It’s an all too common situation. A family is at the bedside of a loved one who is seriously ill and nearing the end of life. Each member of the family has a different idea of what should be done and what the patient would have wanted.
Far too many people wait until they are in the midst of a health care crisis before thinking about what options are available or what care they or their loved ones would have wanted.
Often, by waiting too long to learn about possible options, like hospice care, people end up spending difficult days in the hospital or the emergency room and opportunities to be with loved ones at home are lost.
When a family is coping with a serious illness and a cure is no longer possible, hospice provides the type of care most people say they want at the end of life: comfort and dignity. Considered to be the model for high-quality, compassionate care for people with a life-limiting illness, hospice care includes expert medical care, pain management, and emotional and spiritual support. Care is provided by an inter-disciplinary team of professionals and trained volunteers. The wishes of the patient and family are always at the center of care.
Most hospice care is provided in the home – where the majority of Americans have said they would want to be at this time. Care is also provided in nursing homes, assisted living facilities, and hospice centers.
Care is paid for by Medicare, Medicaid, and most private insurance plans and HMOs.
The National Hospice and Palliative Care Organization reports that more than 1.5 million people received care from our nation’s hospices last year.

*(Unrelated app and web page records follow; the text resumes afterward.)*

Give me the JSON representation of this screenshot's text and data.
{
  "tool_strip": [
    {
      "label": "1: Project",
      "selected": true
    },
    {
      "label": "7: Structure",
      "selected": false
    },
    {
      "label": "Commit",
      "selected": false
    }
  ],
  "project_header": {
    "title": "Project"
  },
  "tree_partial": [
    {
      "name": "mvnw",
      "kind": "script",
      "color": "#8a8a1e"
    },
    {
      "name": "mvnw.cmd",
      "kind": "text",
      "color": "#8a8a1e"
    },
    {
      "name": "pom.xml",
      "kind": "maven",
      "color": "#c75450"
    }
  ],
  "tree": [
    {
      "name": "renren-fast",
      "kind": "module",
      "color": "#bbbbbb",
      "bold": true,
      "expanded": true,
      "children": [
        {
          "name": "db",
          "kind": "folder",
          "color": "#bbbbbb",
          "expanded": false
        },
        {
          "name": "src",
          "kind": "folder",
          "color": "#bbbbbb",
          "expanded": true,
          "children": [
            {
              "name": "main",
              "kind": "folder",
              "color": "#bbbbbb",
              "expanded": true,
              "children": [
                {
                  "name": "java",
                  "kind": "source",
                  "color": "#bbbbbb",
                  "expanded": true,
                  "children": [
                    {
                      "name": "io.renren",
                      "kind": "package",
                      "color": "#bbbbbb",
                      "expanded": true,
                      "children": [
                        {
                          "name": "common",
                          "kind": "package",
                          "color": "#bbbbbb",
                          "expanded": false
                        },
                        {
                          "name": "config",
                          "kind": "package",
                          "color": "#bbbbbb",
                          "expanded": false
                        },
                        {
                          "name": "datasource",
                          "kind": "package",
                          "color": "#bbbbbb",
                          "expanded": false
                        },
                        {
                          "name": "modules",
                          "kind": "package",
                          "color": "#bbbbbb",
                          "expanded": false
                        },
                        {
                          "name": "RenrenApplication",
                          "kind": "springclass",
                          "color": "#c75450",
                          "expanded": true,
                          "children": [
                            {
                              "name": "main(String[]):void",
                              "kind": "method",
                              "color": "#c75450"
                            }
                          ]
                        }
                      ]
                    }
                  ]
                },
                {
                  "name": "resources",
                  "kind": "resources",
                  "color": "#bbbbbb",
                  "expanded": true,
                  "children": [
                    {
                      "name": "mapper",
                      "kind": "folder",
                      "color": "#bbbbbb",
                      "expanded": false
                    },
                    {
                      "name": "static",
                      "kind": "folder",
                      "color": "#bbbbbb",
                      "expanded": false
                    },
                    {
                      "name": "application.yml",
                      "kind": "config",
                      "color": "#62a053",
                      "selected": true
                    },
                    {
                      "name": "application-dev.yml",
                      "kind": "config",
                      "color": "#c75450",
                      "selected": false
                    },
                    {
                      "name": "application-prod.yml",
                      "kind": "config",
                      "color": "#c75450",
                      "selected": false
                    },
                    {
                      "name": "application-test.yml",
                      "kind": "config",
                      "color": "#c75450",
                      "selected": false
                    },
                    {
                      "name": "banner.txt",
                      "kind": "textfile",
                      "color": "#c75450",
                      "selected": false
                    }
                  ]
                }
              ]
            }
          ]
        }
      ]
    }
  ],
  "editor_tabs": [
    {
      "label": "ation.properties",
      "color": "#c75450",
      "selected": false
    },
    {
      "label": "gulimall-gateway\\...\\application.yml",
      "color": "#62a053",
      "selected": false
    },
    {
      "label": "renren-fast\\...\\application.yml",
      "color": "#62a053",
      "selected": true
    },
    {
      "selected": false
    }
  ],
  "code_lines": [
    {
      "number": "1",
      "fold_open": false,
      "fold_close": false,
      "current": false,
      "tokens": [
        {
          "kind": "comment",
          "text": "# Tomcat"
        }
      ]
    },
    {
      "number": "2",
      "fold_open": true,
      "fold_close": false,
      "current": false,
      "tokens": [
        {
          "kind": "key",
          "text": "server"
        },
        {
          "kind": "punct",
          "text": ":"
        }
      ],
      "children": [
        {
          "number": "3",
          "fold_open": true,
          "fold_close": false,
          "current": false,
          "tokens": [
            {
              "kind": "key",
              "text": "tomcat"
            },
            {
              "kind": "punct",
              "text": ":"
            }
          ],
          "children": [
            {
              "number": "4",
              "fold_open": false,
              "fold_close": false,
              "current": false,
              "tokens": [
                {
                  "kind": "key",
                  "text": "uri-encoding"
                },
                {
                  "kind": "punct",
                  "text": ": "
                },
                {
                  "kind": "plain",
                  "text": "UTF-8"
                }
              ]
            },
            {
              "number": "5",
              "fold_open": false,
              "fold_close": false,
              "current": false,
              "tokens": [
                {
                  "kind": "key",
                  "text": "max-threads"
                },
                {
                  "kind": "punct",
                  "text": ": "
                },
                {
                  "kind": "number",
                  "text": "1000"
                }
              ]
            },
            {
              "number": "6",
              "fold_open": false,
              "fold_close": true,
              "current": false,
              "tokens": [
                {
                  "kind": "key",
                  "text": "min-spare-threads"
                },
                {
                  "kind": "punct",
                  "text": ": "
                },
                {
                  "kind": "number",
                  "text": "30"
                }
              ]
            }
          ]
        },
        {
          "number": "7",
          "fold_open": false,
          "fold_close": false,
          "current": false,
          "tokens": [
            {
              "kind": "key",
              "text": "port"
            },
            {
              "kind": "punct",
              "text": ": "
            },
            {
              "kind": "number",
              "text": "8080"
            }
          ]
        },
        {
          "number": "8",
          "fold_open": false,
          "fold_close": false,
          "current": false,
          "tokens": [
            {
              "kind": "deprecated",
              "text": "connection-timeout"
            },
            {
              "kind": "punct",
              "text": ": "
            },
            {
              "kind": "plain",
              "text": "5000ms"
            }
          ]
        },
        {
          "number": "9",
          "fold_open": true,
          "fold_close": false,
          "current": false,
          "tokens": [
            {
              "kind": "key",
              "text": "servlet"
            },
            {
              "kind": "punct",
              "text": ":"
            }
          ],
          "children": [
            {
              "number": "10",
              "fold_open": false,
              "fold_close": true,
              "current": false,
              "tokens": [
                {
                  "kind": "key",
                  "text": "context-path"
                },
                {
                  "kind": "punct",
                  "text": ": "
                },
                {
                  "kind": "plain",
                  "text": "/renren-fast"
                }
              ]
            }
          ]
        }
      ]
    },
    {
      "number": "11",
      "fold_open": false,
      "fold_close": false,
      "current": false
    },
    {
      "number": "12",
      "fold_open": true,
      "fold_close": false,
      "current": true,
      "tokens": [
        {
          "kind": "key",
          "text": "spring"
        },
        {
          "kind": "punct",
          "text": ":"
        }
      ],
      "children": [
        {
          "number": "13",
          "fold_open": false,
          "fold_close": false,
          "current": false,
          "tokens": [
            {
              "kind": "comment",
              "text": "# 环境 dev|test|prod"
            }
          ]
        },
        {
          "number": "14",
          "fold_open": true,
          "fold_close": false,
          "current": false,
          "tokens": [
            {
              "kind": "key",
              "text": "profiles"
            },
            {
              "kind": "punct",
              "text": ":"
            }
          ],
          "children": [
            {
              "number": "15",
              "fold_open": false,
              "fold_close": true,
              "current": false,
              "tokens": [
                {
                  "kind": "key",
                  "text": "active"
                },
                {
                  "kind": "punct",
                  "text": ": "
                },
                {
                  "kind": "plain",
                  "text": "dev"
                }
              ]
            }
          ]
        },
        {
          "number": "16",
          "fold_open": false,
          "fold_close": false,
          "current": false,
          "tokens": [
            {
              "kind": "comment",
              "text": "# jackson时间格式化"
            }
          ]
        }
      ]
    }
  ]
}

Hospice providers can help with information about care options and choices and ensure you live as fully as possible throughout your entire life. They will make sure your loved ones receive support as well.

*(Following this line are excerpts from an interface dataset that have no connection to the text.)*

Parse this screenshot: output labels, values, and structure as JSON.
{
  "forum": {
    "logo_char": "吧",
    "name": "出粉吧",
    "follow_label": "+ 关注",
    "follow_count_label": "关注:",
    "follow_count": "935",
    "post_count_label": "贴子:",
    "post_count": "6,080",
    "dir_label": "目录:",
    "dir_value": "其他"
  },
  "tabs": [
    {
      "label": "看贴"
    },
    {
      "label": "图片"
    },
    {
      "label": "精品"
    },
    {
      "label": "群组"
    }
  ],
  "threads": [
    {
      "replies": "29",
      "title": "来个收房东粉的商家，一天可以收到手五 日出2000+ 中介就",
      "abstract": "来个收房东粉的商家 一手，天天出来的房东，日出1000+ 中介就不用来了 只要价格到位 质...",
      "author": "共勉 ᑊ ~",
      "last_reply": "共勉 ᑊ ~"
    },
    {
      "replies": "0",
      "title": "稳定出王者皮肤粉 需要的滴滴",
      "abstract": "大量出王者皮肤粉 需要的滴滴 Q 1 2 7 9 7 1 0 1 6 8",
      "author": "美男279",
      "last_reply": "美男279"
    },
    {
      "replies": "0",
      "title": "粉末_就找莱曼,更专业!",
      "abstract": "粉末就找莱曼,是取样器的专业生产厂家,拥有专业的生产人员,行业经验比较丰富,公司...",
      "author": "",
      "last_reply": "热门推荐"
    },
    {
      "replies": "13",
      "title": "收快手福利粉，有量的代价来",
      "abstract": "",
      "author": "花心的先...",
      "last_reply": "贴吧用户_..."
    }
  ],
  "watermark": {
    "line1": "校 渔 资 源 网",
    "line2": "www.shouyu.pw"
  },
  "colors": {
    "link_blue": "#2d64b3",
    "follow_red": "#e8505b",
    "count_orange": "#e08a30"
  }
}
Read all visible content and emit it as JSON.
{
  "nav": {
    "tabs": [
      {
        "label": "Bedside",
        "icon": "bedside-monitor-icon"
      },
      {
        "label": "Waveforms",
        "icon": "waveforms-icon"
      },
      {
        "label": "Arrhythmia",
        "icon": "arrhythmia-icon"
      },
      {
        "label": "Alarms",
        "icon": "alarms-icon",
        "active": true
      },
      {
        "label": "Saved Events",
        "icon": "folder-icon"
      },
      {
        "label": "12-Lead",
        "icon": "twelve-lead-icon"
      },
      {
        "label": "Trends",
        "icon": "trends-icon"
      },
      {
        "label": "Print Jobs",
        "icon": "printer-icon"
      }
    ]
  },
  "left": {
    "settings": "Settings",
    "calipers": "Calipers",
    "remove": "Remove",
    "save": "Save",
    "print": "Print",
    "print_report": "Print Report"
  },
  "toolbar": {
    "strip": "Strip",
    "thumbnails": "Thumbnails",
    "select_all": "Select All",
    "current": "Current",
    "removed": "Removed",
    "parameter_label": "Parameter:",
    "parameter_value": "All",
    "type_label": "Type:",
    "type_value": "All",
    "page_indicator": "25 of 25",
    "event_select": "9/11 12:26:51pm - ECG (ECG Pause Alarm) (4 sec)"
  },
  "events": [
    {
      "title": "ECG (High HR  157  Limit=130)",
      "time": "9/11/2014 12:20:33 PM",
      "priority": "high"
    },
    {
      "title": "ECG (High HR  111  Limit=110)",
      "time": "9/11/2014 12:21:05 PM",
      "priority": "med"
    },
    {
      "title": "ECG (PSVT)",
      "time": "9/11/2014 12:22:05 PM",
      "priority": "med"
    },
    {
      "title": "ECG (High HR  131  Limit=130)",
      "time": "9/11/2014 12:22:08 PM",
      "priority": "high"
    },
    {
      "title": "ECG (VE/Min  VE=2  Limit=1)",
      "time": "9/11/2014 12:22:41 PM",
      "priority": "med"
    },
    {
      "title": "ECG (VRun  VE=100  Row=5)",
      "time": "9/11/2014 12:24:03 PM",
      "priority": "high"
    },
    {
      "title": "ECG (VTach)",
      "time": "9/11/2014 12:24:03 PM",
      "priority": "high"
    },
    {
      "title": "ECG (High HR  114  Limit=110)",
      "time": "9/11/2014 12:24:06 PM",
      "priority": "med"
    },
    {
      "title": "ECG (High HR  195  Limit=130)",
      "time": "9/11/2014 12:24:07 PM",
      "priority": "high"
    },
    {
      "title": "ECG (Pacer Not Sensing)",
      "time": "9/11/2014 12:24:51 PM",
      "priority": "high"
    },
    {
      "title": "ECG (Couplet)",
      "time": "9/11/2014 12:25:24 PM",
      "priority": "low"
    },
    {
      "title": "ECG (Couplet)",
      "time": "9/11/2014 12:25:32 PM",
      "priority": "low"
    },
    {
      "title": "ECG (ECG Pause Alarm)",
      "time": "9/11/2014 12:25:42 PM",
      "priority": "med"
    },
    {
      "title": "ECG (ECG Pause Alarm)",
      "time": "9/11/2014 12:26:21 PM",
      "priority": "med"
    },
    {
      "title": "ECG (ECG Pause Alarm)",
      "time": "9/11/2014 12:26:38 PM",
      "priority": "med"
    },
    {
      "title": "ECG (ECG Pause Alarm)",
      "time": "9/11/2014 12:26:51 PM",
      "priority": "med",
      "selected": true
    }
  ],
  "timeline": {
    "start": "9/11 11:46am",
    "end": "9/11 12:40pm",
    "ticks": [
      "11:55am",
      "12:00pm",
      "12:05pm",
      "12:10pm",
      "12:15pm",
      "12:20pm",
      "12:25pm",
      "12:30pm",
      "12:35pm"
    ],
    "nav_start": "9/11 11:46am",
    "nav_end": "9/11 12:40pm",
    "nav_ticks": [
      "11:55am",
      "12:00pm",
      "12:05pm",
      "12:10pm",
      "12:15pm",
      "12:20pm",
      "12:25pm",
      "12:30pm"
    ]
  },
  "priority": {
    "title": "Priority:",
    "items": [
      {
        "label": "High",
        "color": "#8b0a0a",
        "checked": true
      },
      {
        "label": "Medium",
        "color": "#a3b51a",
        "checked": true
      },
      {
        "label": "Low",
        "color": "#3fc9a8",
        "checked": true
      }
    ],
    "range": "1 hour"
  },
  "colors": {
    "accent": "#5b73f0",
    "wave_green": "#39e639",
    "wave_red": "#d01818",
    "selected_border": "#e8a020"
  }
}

One of the best ways to make sure you and your loved ones benefit fully from hospice, should you ever need this care, is to talk about it before it becomes an issue.